‘As far as immigration status, I can tell you we do not ask those questions…’
(Deroy Murdock, Liberty Headlines) “He’s not coming back,” Reggie Singh, the inconsolable brother of the late Newman, California, police officer Ronil Singh told journalists last week.
Ronil Singh is gone for good because Gustavo Perez Arriaga shot him dead, officials say. This tale of two immigrants finds Singh and Arriaga as the apotheoses of how Republicans and Democrats respectively see immigration.
Singh, 33, was the kind of immigrant whom Republicans champion. He came to America from Fiji—legally. He reportedly drove a four-hour round trip to attend Yuba City’s police academy. He took speech classes to smooth his heavily accented English, his third language. He became a public servant, and spent seven-and-a-half years as a cop.
“He came to America to become a police officer,” Newman Police Chief Randy Richardson said. “That’s all he wanted to do.”
Alas, Ronil Singh is dead. Arriaga allegedly shot him while under the influence after Singh stopped him for a missing license plate.
Singh is survived by his wife Anamika; a 5-month-old son; and Sam, his black Labrador Retriever K-9 partner. Chief Richardson decided to retire Sam and give her to Singh’s widow and orphan. “I will not take another member of that family from them,” he said.
Arriaga, 33, is the kind of immigrant Democrats welcome.
He came to America from Mexico—illegally. He crossed the “border,” via Arizona, which Democrats itch to erase.
Senate Democrat leader Chuck Schumer of New York and House Speaker Nancy Pelosi of California reportedly refused even to listen to a classified briefing on border security in the White House Situation Room on Wednesday.
Among all the Democrats in Congress last month, only Sen. Doug Jones of Alabama backed $5.7 billion in border fortifications.
Arriaga had two previous DUI arrests and also belonged to the Sureño street gang. But this doesn’t trouble Democrats, either. In September 2017, the U.S. House considered the Criminal Alien Gang Member Removal Act, which would let U.S. officials bar foreigners affiliated with criminal organizations. Republicans embraced this measure 222–1. Democrats reviled it 11–174.
Supporters and opponents of border security dispute whether California’s so-called sanctuary laws placed a loving force field around Arriaga.
“This is a criminal illegal alien, with prior criminal activity, that should have been reported to ICE,” Stanislaus County Sheriff Adam Christianson said Friday in Modesto, California. “We were prohibited—law enforcement was prohibited—because of sanctuary laws, and that led to the encounter with Officer Singh.”
But border-wall foes argue that Arriaga’s DUI arrests were in 2011 and 2014, before Sacramento Democrats, against unanimous Republican opposition, approved Senate Bill 54, the Golden State’s 2017 “sanctuary” law. While some counties and cities had parallel measures, neither Madera County nor Chowchilla were so self-encumbered. Arriaga’s aliases and furtiveness further befogged his “sanctuary” (or, more honestly, “fugitive”) status.

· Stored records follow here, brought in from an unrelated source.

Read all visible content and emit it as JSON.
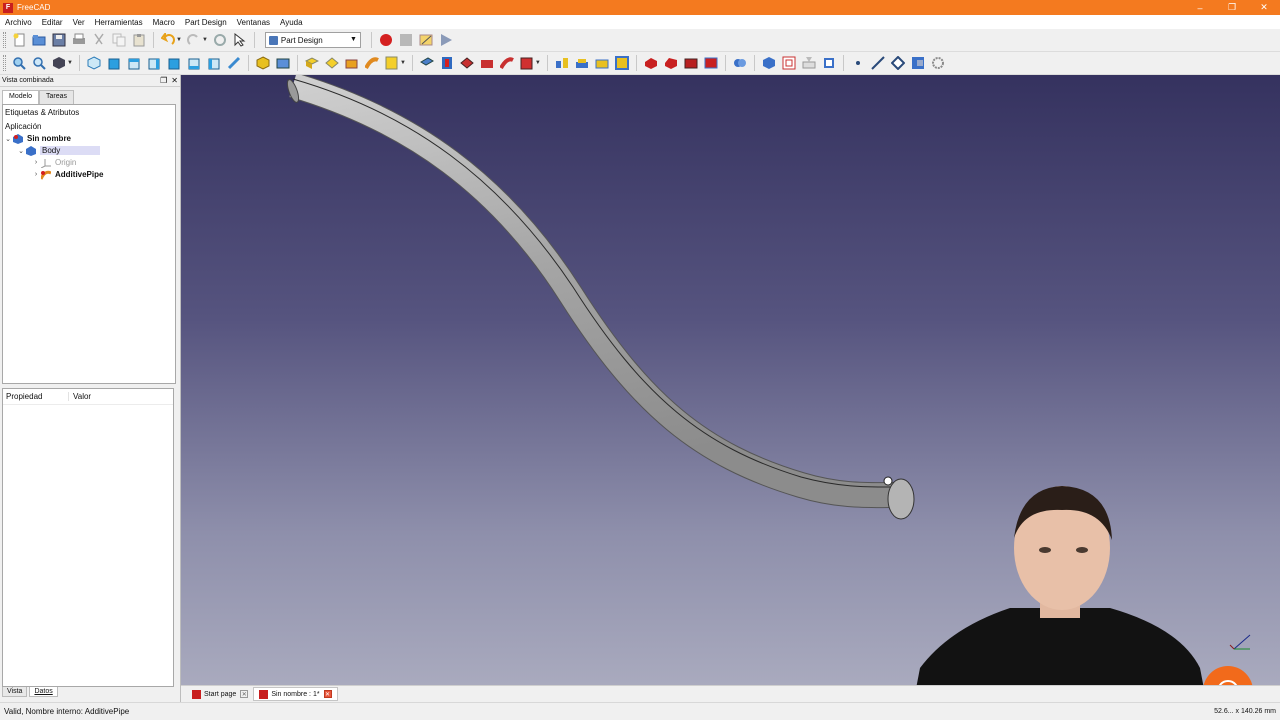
{
  "window": {
    "title": "FreeCAD",
    "app_icon_glyph": "F",
    "controls": [
      "–",
      "❐",
      "✕"
    ]
  },
  "menu": [
    "Archivo",
    "Editar",
    "Ver",
    "Herramientas",
    "Macro",
    "Part Design",
    "Ventanas",
    "Ayuda"
  ],
  "toolbar": {
    "workbench": "Part Design",
    "file_icons": [
      "new-file-icon",
      "open-file-icon",
      "save-icon",
      "print-icon",
      "cut-icon",
      "copy-icon",
      "paste-icon",
      "undo-icon",
      "redo-icon",
      "refresh-icon",
      "whats-this-icon"
    ],
    "macro_icons": [
      "record-macro-icon",
      "stop-macro-icon",
      "edit-macro-icon",
      "run-macro-icon"
    ]
  },
  "combo": {
    "title": "Vista combinada",
    "tabs": [
      "Modelo",
      "Tareas"
    ],
    "tree": {
      "labels_header": "Etiquetas & Atributos",
      "app_label": "Aplicación",
      "items": [
        {
          "label": "Sin nombre",
          "level": 0,
          "bold": true,
          "expanded": true,
          "icon": "document-icon"
        },
        {
          "label": "Body",
          "level": 1,
          "bold": false,
          "expanded": true,
          "icon": "body-icon",
          "selected": true
        },
        {
          "label": "Origin",
          "level": 2,
          "bold": false,
          "grey": true,
          "icon": "origin-icon"
        },
        {
          "label": "AdditivePipe",
          "level": 2,
          "bold": true,
          "icon": "additive-pipe-icon"
        }
      ]
    },
    "properties": {
      "col_property": "Propiedad",
      "col_value": "Valor"
    },
    "bottom_tabs": [
      "Vista",
      "Datos"
    ]
  },
  "doc_tabs": [
    {
      "label": "Start page",
      "active": false
    },
    {
      "label": "Sin nombre : 1*",
      "active": true
    }
  ],
  "statusbar": {
    "message": "Valid, Nombre interno: AdditivePipe",
    "dimensions": "52.6... x 140.26 mm"
  },
  "colors": {
    "title_bar": "#f47a1f",
    "view_top": "#35325f",
    "view_bottom": "#a9aabe",
    "pipe": "#a8a8a8",
    "logo": "#f26a1b"
  }
}
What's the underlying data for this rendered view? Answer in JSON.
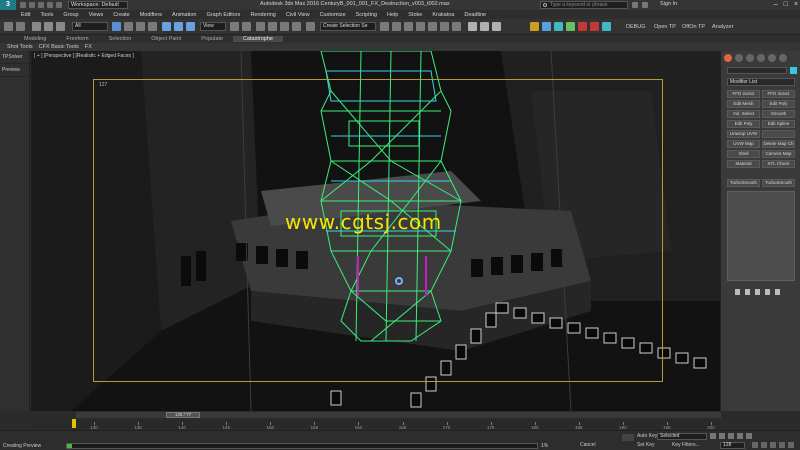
{
  "titlebar": {
    "workspace": "Workspace: Default",
    "title": "Autodesk 3ds Max 2016    CenturyB_001_001_FX_Destruction_v003_t002.max",
    "search_placeholder": "Type a keyword or phrase",
    "signin": "Sign In",
    "logo": "3"
  },
  "menu": [
    "Edit",
    "Tools",
    "Group",
    "Views",
    "Create",
    "Modifiers",
    "Animation",
    "Graph Editors",
    "Rendering",
    "Civil View",
    "Customize",
    "Scripting",
    "Help",
    "Stoke",
    "Krakatoa",
    "Deadline"
  ],
  "toolbar": {
    "filter": "All",
    "view": "View",
    "selection_set": "Create Selection Se",
    "right_labels": [
      "DEBUG",
      "Open TP",
      "OffOn TP",
      "Analyzer"
    ]
  },
  "ribbon": {
    "tabs": [
      "Modeling",
      "Freeform",
      "Selection",
      "Object Paint",
      "Populate",
      "Catastrophe"
    ],
    "active": "Catastrophe",
    "subtabs": [
      "Shot Tools",
      "CFX Basic Tools",
      "FX"
    ]
  },
  "leftpanel": [
    "TPSolver",
    "Preview"
  ],
  "viewport": {
    "label": "[ + ] [Perspective ] [Realistic + Edged Faces ]",
    "frame_number": "127",
    "watermark": "www.cgtsj.com"
  },
  "cmdpanel": {
    "modifier_list": "Modifier List",
    "buttons": [
      "FFD 2x2x2",
      "FFD 4x4x4",
      "Edit Mesh",
      "Edit Poly",
      "Vol. Select",
      "Smooth",
      "Edit Poly",
      "Edit Spline",
      "Unwrap UVW",
      "",
      "UVW Map",
      "Delete Map Ch",
      "Shell",
      "Camera Map",
      "Material",
      "STL Check"
    ],
    "buttons2": [
      "TurboSmooth",
      "TurboSmooth"
    ],
    "swatch_color": "#38c8e6"
  },
  "timeline": {
    "thumb": "128 / 77",
    "ticks": [
      "130",
      "135",
      "140",
      "145",
      "150",
      "155",
      "160",
      "165",
      "170",
      "175",
      "180",
      "185",
      "190",
      "195",
      "200"
    ]
  },
  "statusbar": {
    "caption": "Creating Preview",
    "progress": 0.01,
    "percent": "1%",
    "cancel": "Cancel",
    "auto_key": "Auto Key",
    "selected": "Selected",
    "set_key": "Set Key",
    "key_filters": "Key Filters...",
    "frame": "128"
  }
}
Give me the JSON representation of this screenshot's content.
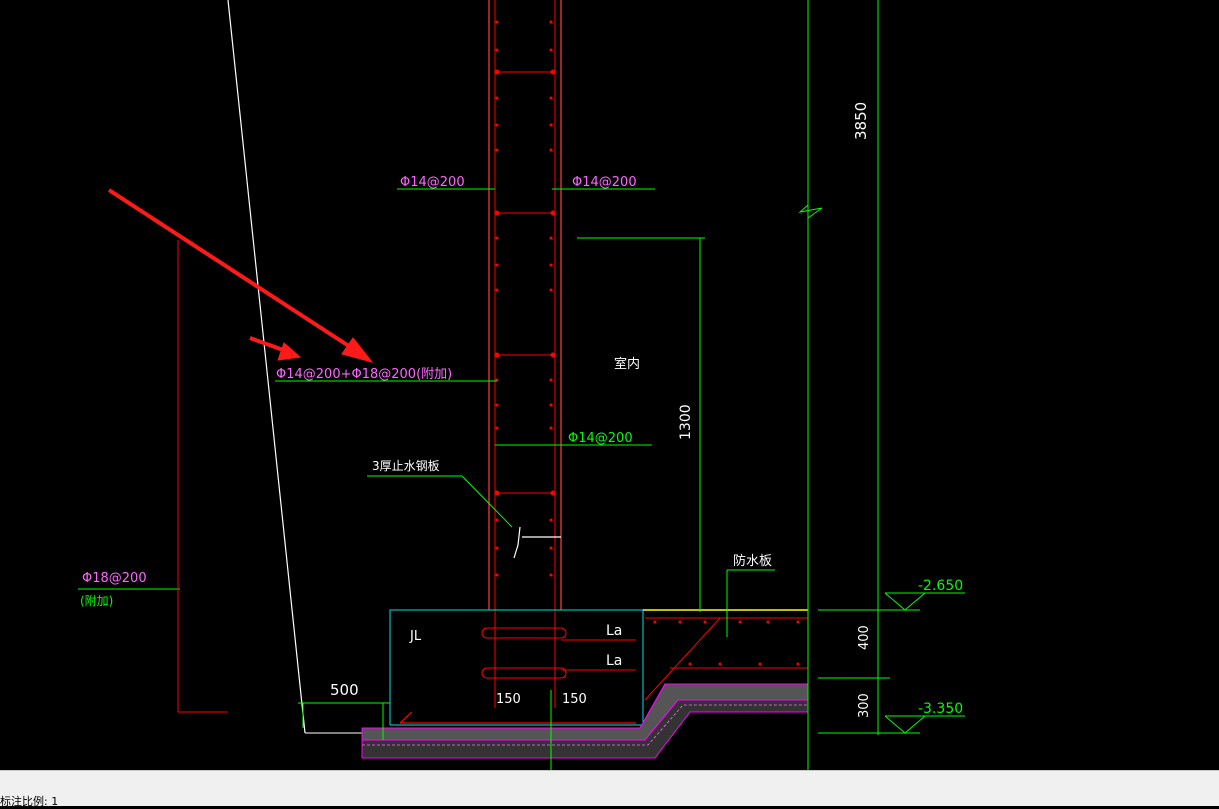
{
  "drawing": {
    "labels": {
      "rebar_left_upper": "Φ14@200",
      "rebar_right_upper": "Φ14@200",
      "rebar_left_main": "Φ14@200+Φ18@200(附加)",
      "rebar_right_lower": "Φ14@200",
      "rebar_additional": "Φ18@200",
      "rebar_additional_note": "(附加)",
      "waterstop": "3厚止水钢板",
      "indoor": "室内",
      "beam": "JL",
      "anchor_1": "La",
      "anchor_2": "La",
      "width_left": "150",
      "width_right": "150",
      "offset": "500",
      "waterproof_slab": "防水板",
      "dim_total": "3850",
      "dim_1300": "1300",
      "dim_400": "400",
      "dim_300": "300",
      "elev_top": "-2.650",
      "elev_bottom": "-3.350"
    },
    "colors": {
      "background": "#000000",
      "rebar": "#ff0000",
      "dimension": "#00ff00",
      "annotation_magenta": "#ff00ff",
      "outline_cyan": "#00ffff",
      "outline_white": "#ffffff",
      "slab_yellow": "#ffff00",
      "highlight_arrow": "#ff1a1a"
    }
  },
  "statusbar": {
    "text": "标注比例: 1"
  }
}
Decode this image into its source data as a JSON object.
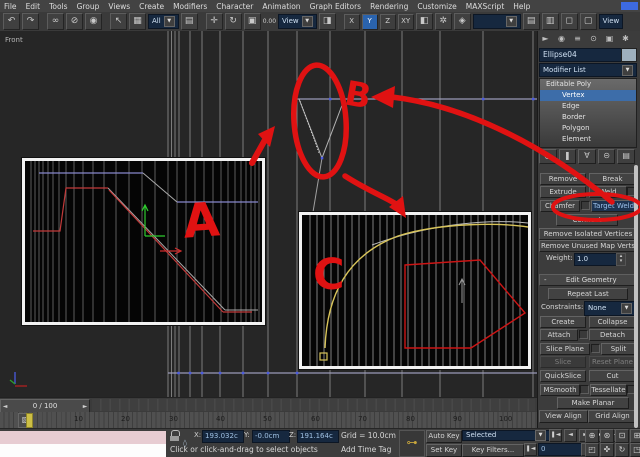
{
  "menu": {
    "items": [
      "File",
      "Edit",
      "Tools",
      "Group",
      "Views",
      "Create",
      "Modifiers",
      "Character",
      "Animation",
      "Graph Editors",
      "Rendering",
      "Customize",
      "MAXScript",
      "Help"
    ]
  },
  "toolbar": {
    "selection_filter": "All",
    "snap_value": "0.00",
    "coord_system": "View",
    "render_view": "View",
    "axes": [
      "X",
      "Y",
      "Z",
      "XY"
    ],
    "active_axis": "Y"
  },
  "icons": {
    "undo": "↶",
    "redo": "↷",
    "link": "∞",
    "unlink": "⊘",
    "bind": "◉",
    "select": "↖",
    "fence": "▦",
    "by_name": "▤",
    "window": "◫",
    "move": "✛",
    "rotate": "↻",
    "scale": "▣",
    "pivot": "◨",
    "mirror": "◧",
    "array": "✲",
    "align": "◈",
    "layers": "▤",
    "schematic": "▥",
    "material": "◻",
    "render": "▢",
    "dropdown": "▼",
    "pin": "◎",
    "showend": "❚",
    "unique": "∀",
    "remove_mod": "⊝",
    "configure": "▤",
    "start": "❚◄",
    "prev": "◄",
    "play": "►",
    "next": "►",
    "end": "►❚",
    "key_prev": "❚◄",
    "time_config": "⊙",
    "zoom": "⊕",
    "zoom_all": "⊛",
    "extents": "⊡",
    "extents_all": "⊞",
    "region": "◰",
    "pan": "✜",
    "arc": "↻",
    "maximize": "◳",
    "lock": "⊠",
    "absolute": "◊",
    "setkey": "⊶",
    "mini_curve": "▧",
    "slider_left": "◄",
    "slider_right": "►"
  },
  "viewport": {
    "label": "Front"
  },
  "annotations": {
    "a": "A",
    "b": "B",
    "c": "C"
  },
  "panel": {
    "object_name": "Ellipse04",
    "modifier_list": "Modifier List",
    "stack": {
      "root": "Editable Poly",
      "sub": [
        "Vertex",
        "Edge",
        "Border",
        "Polygon",
        "Element"
      ],
      "selected": "Vertex"
    },
    "edit_vertices": {
      "remove": "Remove",
      "break": "Break",
      "extrude": "Extrude",
      "weld": "Weld",
      "chamfer": "Chamfer",
      "target_weld": "Target Weld",
      "connect": "Connect",
      "remove_isolated": "Remove Isolated Vertices",
      "remove_unused": "Remove Unused Map Verts",
      "weight_label": "Weight:",
      "weight_value": "1.0"
    },
    "edit_geometry": {
      "collapse_sign": "-",
      "header": "Edit Geometry",
      "repeat_last": "Repeat Last",
      "constraints_label": "Constraints:",
      "constraints_value": "None",
      "create": "Create",
      "collapse": "Collapse",
      "attach": "Attach",
      "detach": "Detach",
      "slice_plane": "Slice Plane",
      "split": "Split",
      "slice": "Slice",
      "reset_plane": "Reset Plane",
      "quickslice": "QuickSlice",
      "cut": "Cut",
      "msmooth": "MSmooth",
      "tessellate": "Tessellate",
      "make_planar": "Make Planar",
      "view_align": "View Align",
      "grid_align": "Grid Align"
    }
  },
  "timeline": {
    "slider": "0 / 100",
    "ticks": [
      "10",
      "20",
      "30",
      "40",
      "50",
      "60",
      "70",
      "80",
      "90",
      "100"
    ]
  },
  "status": {
    "x_label": "X:",
    "x_value": "193.032c",
    "y_label": "Y:",
    "y_value": "-0.0cm",
    "z_label": "Z:",
    "z_value": "191.164c",
    "grid": "Grid = 10.0cm",
    "prompt": "Click or click-and-drag to select objects",
    "add_time_tag": "Add Time Tag",
    "auto_key": "Auto Key",
    "set_key": "Set Key",
    "key_mode": "Selected",
    "key_filters": "Key Filters...",
    "frame": "0"
  }
}
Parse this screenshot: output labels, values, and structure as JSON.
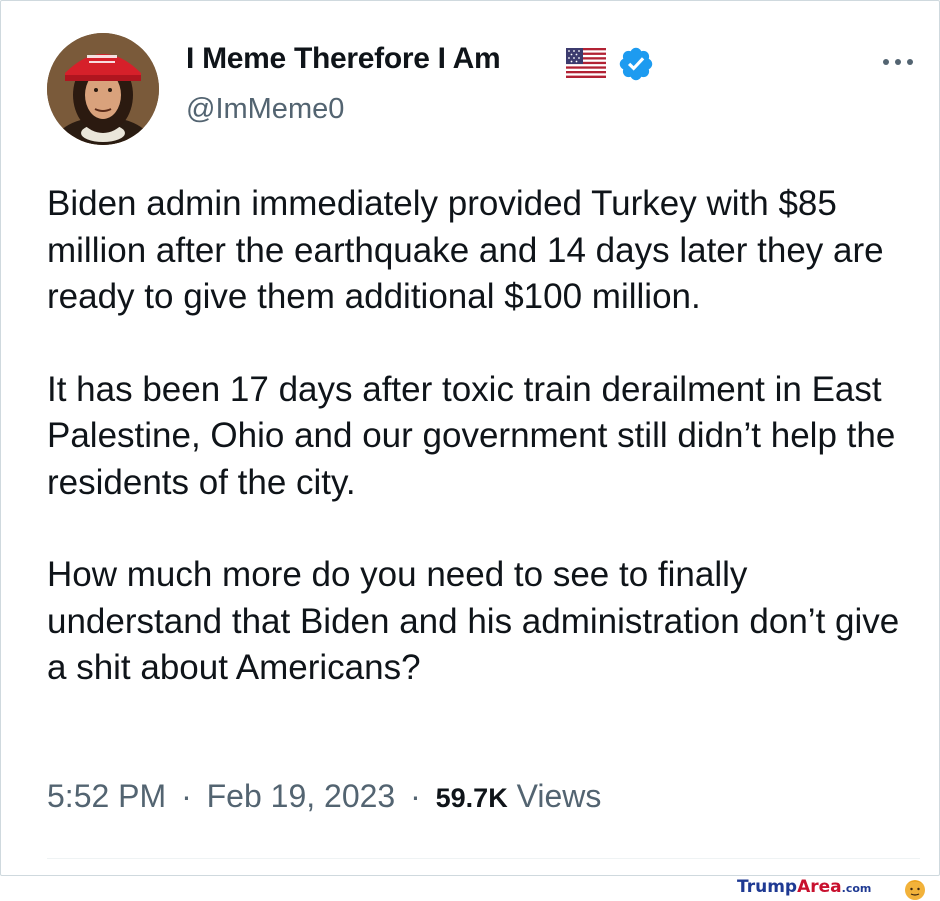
{
  "tweet": {
    "author": {
      "display_name": "I Meme Therefore I Am",
      "handle": "@ImMeme0",
      "verified": true,
      "flag_icon": "us-flag-icon",
      "avatar_icon": "avatar-icon"
    },
    "paragraphs": [
      "Biden admin immediately provided Turkey with $85 million after the earthquake and 14 days later they are ready to give them additional $100 million.",
      "It has been 17 days after toxic train derailment in East Palestine, Ohio and our government still didn’t help the residents of the city.",
      "How much more do you need to see to finally understand that Biden and his administration don’t give a shit about Americans?"
    ],
    "time": "5:52 PM",
    "date": "Feb 19, 2023",
    "separator": "·",
    "views_count": "59.7K",
    "views_label": "Views"
  },
  "watermark": {
    "brand_part1": "Trump",
    "brand_part2": "Area",
    "brand_suffix": ".com"
  },
  "colors": {
    "text_primary": "#0f1419",
    "text_secondary": "#536471",
    "verified_blue": "#1d9bf0",
    "border": "#cfd9de"
  }
}
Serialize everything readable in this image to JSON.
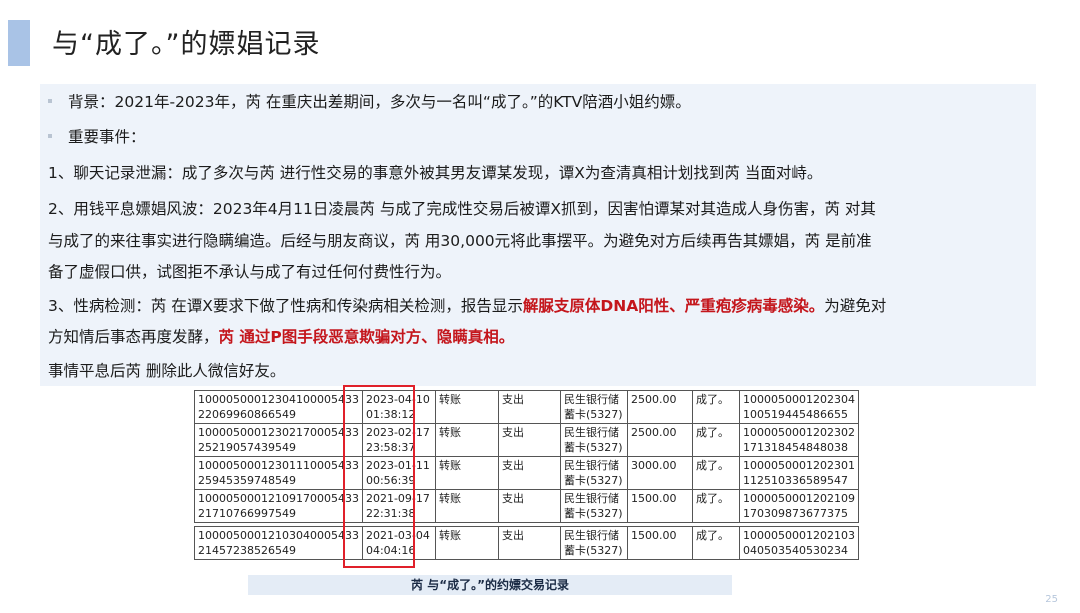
{
  "title": "与“成了。”的嫖娼记录",
  "content": {
    "background_line": "背景：2021年-2023年，芮  在重庆出差期间，多次与一名叫“成了。”的KTV陪酒小姐约嫖。",
    "events_heading": "重要事件：",
    "event1": "1、聊天记录泄漏：成了多次与芮  进行性交易的事意外被其男友谭某发现，谭X为查清真相计划找到芮  当面对峙。",
    "event2_line1": "2、用钱平息嫖娼风波：2023年4月11日凌晨芮  与成了完成性交易后被谭X抓到，因害怕谭某对其造成人身伤害，芮  对其",
    "event2_line2": "与成了的来往事实进行隐瞒编造。后经与朋友商议，芮  用30,000元将此事摆平。为避免对方后续再告其嫖娼，芮    是前准",
    "event2_line3": "备了虚假口供，试图拒不承认与成了有过任何付费性行为。",
    "event3_line1_prefix": "3、性病检测：芮  在谭X要求下做了性病和传染病相关检测，报告显示",
    "event3_line1_red": "解脲支原体DNA阳性、严重疱疹病毒感染。",
    "event3_line1_suffix": "为避免对",
    "event3_line2_prefix": "方知情后事态再度发酵，",
    "event3_line2_red": "芮    通过P图手段恶意欺骗对方、隐瞒真相。",
    "closing": "事情平息后芮    删除此人微信好友。"
  },
  "transactions": [
    {
      "serial_a": "10000500012304100005433",
      "serial_b": "22069960866549",
      "time_a": "2023-04-10",
      "time_b": "01:38:12",
      "type": "转账",
      "direction": "支出",
      "bank_a": "民生银行储",
      "bank_b": "蓄卡(5327)",
      "amount": "2500.00",
      "party": "成了。",
      "ref_a": "1000050001202304",
      "ref_b": "100519445486655"
    },
    {
      "serial_a": "10000500012302170005433",
      "serial_b": "25219057439549",
      "time_a": "2023-02-17",
      "time_b": "23:58:37",
      "type": "转账",
      "direction": "支出",
      "bank_a": "民生银行储",
      "bank_b": "蓄卡(5327)",
      "amount": "2500.00",
      "party": "成了。",
      "ref_a": "1000050001202302",
      "ref_b": "171318454848038"
    },
    {
      "serial_a": "10000500012301110005433",
      "serial_b": "25945359748549",
      "time_a": "2023-01-11",
      "time_b": "00:56:39",
      "type": "转账",
      "direction": "支出",
      "bank_a": "民生银行储",
      "bank_b": "蓄卡(5327)",
      "amount": "3000.00",
      "party": "成了。",
      "ref_a": "1000050001202301",
      "ref_b": "112510336589547"
    },
    {
      "serial_a": "10000500012109170005433",
      "serial_b": "21710766997549",
      "time_a": "2021-09-17",
      "time_b": "22:31:38",
      "type": "转账",
      "direction": "支出",
      "bank_a": "民生银行储",
      "bank_b": "蓄卡(5327)",
      "amount": "1500.00",
      "party": "成了。",
      "ref_a": "1000050001202109",
      "ref_b": "170309873677375"
    },
    {
      "serial_a": "10000500012103040005433",
      "serial_b": "21457238526549",
      "time_a": "2021-03-04",
      "time_b": "04:04:16",
      "type": "转账",
      "direction": "支出",
      "bank_a": "民生银行储",
      "bank_b": "蓄卡(5327)",
      "amount": "1500.00",
      "party": "成了。",
      "ref_a": "1000050001202103",
      "ref_b": "040503540530234"
    }
  ],
  "caption": "芮  与“成了。”的约嫖交易记录",
  "page_number": "25"
}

However, the spirit, if not the letter, of “sanctuary” may have obscured Arriaga from federal scrutiny. Chowchilla police arrested him for speeding on June 5, 2014. He had no driver’s license, no insurance and an illegal blood-alcohol level exceeding 0.08 percent. He also had an outstanding arrest warrant for previously driving with neither a license nor insurance.
But was he in America legally or illegally?
“As far as immigration status, I can tell you we do not ask those questions,” Chowchilla Police Chief David Riviere told the San Francisco Chronicle.
While “sanctuary,” per se, might not have aided Arriaga, Chowchilla’s incuriosity about his immigration status—despite his ample rap sheet—blew a perfect opportunity to hand him to ICE for deportation as an illegal alien with everything wrong to offer America. Hence, in the ultimate contrast, Arriaga is alive, and Singh will be buried Saturday.
The only good that emerges from this needless, stupid horror is that America now has a jarringly clear choice between how Republicans and Democrat see immigration in 2019: legality, responsibility and sacrifice versus lawlessness, recklessness and licentiousness—the latter with deadly results.
Deroy Murdock is a New York-based Fox News contributor, a contributing editor with National Review Online, and a senior fellow with the London Center for Policy Research. Incoming Bucknell University student Michael Malarkey contributed research for this opinion piece.